Great post from Neven Mrgan on the subject of the new iMac compared to its two main all-in-one competitors. He’s not comparing the machines themselves but their websites.
This is one area where Apple continuously excels and the competition is beyond hopeless. Check out the URL’s for each product page. The iMac is just www.apple.com/imac. Simple, compact and memorable (just like the site itself). You won’t believe the mess of the HP page and it’s 4 line URL.
The simplicity Apple brings to the naming of its products actually says a lot about them. Mac’s tend to be quite elegant, uncluttered and easy to use. Would you prefer an Apple MacBook or an HP Pavilion Dv6-2113sa Entertainment? Or maybe an Acer Aspire Timeline 4810TZG-414G32MN. How about a Packard Bell Easynote Butterfly XS-EV-001UK? Thought not…
Here’s a question for you, how do you spend £105 million building a website?
The answer it seems is to get some UK Government civil servants involved. The Central Office of Information have published a report on the costs and quality of selected UK Government websites in 2009-10 and it makes eye-watering reading.
The staid www.businesslink.gov.uk site cost a stunning £35 million per year over 3 years to build.
As someone who has experience in designing websites I simply cannot fathom how you can spend, in one year, £6.2 million on strategy and planning, £4.4 million on design and build and £4.4 million on testing. They also managed to spend £4.7 million in a year on hosting for a site which only gets a million visits per month (it works out that each visit to the site cost an incredible £11.78).

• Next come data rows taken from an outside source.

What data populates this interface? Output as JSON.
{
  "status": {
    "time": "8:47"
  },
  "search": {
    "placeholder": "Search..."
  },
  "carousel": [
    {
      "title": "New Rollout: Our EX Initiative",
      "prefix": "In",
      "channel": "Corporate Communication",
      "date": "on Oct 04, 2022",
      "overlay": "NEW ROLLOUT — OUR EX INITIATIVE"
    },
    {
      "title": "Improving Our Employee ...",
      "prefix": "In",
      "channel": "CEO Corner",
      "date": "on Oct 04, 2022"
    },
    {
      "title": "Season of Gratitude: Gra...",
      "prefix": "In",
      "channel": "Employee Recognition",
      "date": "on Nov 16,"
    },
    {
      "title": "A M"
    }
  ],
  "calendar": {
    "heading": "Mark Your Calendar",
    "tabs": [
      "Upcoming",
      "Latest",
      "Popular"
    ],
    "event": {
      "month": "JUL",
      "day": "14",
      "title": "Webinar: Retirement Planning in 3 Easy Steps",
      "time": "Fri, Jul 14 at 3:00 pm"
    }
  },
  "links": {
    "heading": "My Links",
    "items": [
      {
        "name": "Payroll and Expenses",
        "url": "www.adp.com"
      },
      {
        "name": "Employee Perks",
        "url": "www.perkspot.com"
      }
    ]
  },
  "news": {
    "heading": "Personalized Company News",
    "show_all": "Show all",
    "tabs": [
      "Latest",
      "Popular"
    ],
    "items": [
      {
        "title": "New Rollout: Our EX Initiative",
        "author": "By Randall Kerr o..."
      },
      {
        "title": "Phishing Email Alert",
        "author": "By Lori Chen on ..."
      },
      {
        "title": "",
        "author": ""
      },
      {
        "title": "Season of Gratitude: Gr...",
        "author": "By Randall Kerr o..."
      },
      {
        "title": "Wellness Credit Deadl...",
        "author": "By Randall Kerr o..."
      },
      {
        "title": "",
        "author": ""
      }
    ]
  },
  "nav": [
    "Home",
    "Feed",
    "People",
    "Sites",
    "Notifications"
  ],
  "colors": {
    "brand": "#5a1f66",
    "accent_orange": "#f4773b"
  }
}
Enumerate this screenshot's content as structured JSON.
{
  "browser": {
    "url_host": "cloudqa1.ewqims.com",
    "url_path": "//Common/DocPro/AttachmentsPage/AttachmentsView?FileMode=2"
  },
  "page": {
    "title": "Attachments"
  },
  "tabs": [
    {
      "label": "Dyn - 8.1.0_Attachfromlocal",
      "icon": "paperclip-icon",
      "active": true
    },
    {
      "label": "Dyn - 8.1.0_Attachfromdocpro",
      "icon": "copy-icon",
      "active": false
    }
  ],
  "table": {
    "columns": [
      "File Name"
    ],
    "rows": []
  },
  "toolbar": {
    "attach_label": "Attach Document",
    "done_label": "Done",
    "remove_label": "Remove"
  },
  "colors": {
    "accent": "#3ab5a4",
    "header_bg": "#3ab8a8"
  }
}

This is an insane amount of money for what is a rather pedestrian and basic website.
You can read more on this story on the BBC website here where they state that a similar site built for the private sector would cost nearer £1.5 million to build, with running costs of around £150,000 per year. That’s an utterly astonishing 50 times less than our Government was willing to pay and begs the question, what else are these clowns wasting our money on?
Apple today announced some major new products, with long overdue updates to the iMac, Mac Pro, Cinema Display and an innovative new multi-touch trackpad for desktop systems they’re calling the Magic Trackpad.

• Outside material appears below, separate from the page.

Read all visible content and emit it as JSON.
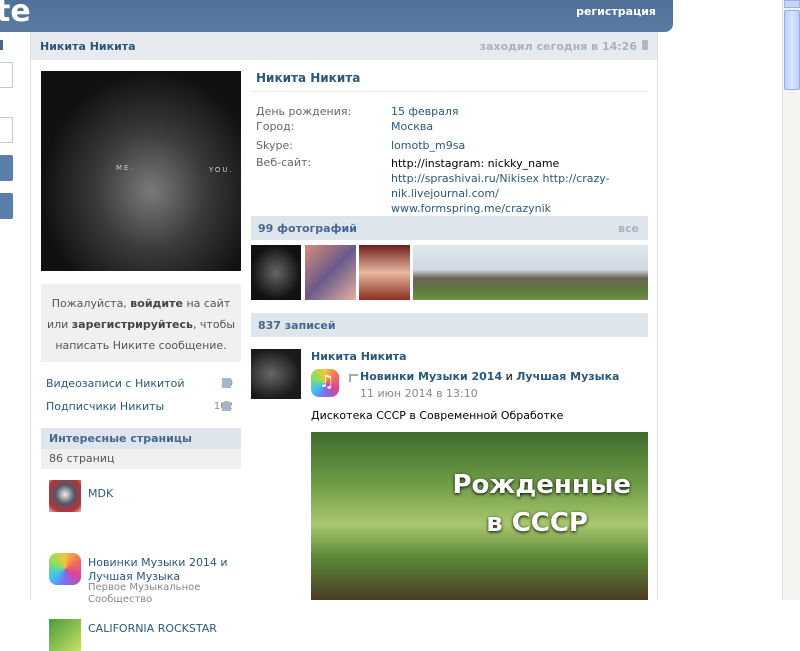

Only a couple of years ago these products would have been launched with some fanfare, but now only the iMac even makes it onto the Apple homepage (and then only very small at the bottom of the page along with the iPhone case program and the iOS 4.01 software update). The big story is still that the “iPhone 4 is here”, old news now surely.
It really does show where Apple is heading though. The external Mac Pro case design hasn’t seen a major update for over 7 years (over 4 generations in computer time) and before today the Mac Pro hadn’t received any updates at all for over a year and a half. The iMac, once the biggest thing in Apple land, had gone over a year before this update.

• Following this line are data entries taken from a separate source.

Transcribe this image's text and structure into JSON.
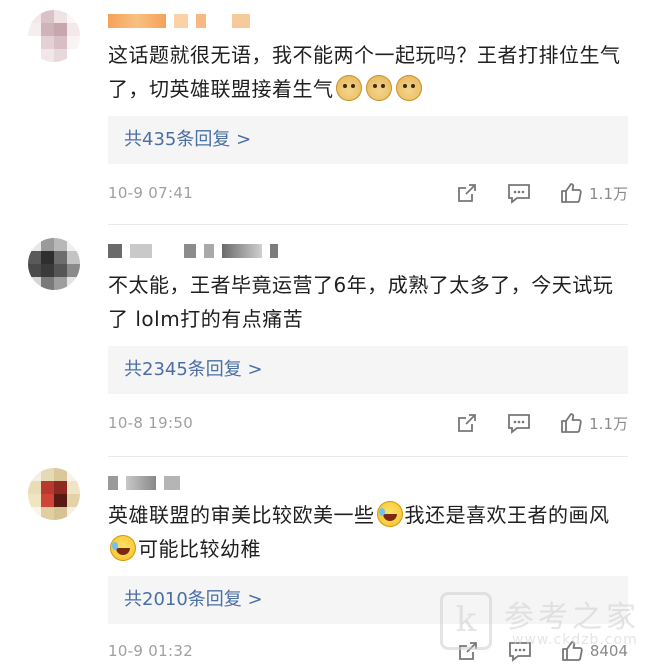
{
  "comments": [
    {
      "text_parts": [
        "这话题就很无语，我不能两个一起玩吗？王者打排位生气了，切英雄联盟接着生气"
      ],
      "emojis": [
        "doge-emoji",
        "doge-emoji",
        "doge-emoji"
      ],
      "replies_label": "共435条回复 >",
      "timestamp": "10-9 07:41",
      "likes": "1.1万"
    },
    {
      "text_parts": [
        "不太能，王者毕竟运营了6年，成熟了太多了，今天试玩了 lolm打的有点痛苦"
      ],
      "replies_label": "共2345条回复 >",
      "timestamp": "10-8 19:50",
      "likes": "1.1万"
    },
    {
      "text_parts": [
        "英雄联盟的审美比较欧美一些",
        "我还是喜欢王者的画风",
        "可能比较幼稚"
      ],
      "emojis": [
        "laugh-cry-emoji",
        "laugh-cry-emoji"
      ],
      "replies_label": "共2010条回复 >",
      "timestamp": "10-9 01:32",
      "likes": "8404"
    }
  ],
  "icons": {
    "share": "share-icon",
    "comment": "comment-icon",
    "like": "thumbs-up-icon"
  },
  "colors": {
    "link": "#4a6fa5",
    "muted": "#a0a0a0",
    "reply_bg": "#f5f5f5"
  },
  "watermark": {
    "logo_letter": "k",
    "title": "参考之家",
    "url": "www.ckdzb.com"
  }
}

Apple certainly does seem to be relegating it’s OS X machines to second class citizen status as it concentrates on the iPhone and iPad which now account for more revenue than desktop and laptop Mac divisions added together.